be at the games.”
Tom’s face fell, and I could
see he was disappointed. I knew how much he
enjoyed those week-end excursions of ours.
“The fact is,” I explained,
“there is going to be a marriage up there pretty
soon, and, naturally, I am wanted to meet the lady.”
“Great Scott! George, you
are not trying to break it gently to me? You
are not going to get married, are you?” he asked
I laughed loudly. “Lord,
no! Not for a kingdom. It is my big brother
Tom seemed relieved. He even sighed.
“I’m glad to hear you
say it, George, for there’s a lot of fine athletic
meetings coming on during the next three or four months
and it would be a pity to miss them for, for,
Oh! hang it all! you know what I mean. You’re
such a queer, serious, determined sort of customer,
that it’s hard to say what you will do next.”
He looked so solemn over the matter
that I laughed again.
His kind-hearted old mother, who had
been at work in the kitchen and had overheard our
conversation, came to the doorway and placed her arms
lovingly around our broad shoulders.
“Lots of time yet to think about
getting married. And, let me whisper something
into your ears. It’s an old woman’s
advice, and it’s good: when you do
think of marrying, be sure you get a wife with a pleasant
face and a good figure; a wife that other wives’
men will turn round and admire; for, you know, you

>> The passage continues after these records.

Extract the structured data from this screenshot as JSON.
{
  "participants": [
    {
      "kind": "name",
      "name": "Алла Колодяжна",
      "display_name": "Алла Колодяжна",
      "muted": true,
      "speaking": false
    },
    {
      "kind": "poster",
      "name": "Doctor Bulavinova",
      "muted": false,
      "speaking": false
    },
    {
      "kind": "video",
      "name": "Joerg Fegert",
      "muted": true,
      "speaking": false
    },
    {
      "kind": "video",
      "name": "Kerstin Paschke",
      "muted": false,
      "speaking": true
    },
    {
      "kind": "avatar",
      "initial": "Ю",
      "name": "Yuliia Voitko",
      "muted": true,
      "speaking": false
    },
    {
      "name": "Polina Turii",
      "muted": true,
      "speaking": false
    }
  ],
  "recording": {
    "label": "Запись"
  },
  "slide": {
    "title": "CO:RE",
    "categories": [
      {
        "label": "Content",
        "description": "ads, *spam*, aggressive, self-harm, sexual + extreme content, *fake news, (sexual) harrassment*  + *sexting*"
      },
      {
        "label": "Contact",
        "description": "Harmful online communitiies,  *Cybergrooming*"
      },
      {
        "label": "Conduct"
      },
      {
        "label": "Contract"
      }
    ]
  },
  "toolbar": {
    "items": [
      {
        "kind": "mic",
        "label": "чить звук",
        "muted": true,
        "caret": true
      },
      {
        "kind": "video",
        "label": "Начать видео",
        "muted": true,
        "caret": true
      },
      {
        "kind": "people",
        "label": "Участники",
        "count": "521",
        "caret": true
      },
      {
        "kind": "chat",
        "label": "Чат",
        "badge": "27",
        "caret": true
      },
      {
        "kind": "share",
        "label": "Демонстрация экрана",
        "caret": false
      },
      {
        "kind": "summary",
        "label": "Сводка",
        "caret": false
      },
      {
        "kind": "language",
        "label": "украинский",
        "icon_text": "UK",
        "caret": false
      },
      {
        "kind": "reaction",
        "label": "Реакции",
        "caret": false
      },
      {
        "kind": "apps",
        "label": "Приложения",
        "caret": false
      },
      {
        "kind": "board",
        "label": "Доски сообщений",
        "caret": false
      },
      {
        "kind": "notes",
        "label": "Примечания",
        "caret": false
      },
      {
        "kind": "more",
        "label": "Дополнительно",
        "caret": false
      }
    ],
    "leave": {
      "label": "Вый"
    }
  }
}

can never foretell what kind of temper a woman has
until you have lived with her. A maid is always
on her best behaviour before her lover. And,
just think what it would mean if you married a plain,
shapeless lass and she proved to have a temper like
a termagant! Now, a handsome lass, even if she
has a temper, is always a handsome lass
and something to rouse envy of you in other men.
And, after all, we measure and treasure what we have
in proportion as other people long for it. So,
whatever you do, young men, make sure she is handsome!”
“Good, sensible advice, Mrs.
Tanner; and I mean to take it,” said I.
“But I would be even more exacting. In
addition to being sweet tempered and fair of face
and form, she must have curly, golden hair and golden
brown eyes to match.”
“And freckles?” put in Mrs. Tanner with
a wry face.
“No! freckles are barred,” I added.
“But, golden hair and brown
eyes are mighty rare to find in one person,”
said Tom innocently.
“Of course they are; and the
combination such as I require is so extremely rare
that my quest will be a long one. I am likely
therefore to enjoy my bachelorhood for many days to
“Good-bye, Mrs. Tanner.
Good-bye, Tom; I am going down to the smithy to see
I strolled away from my happy, contented
friends, on to the main road again and down the hill
to the village, little dreaming how long it would
be ere I should have an opportunity of talking with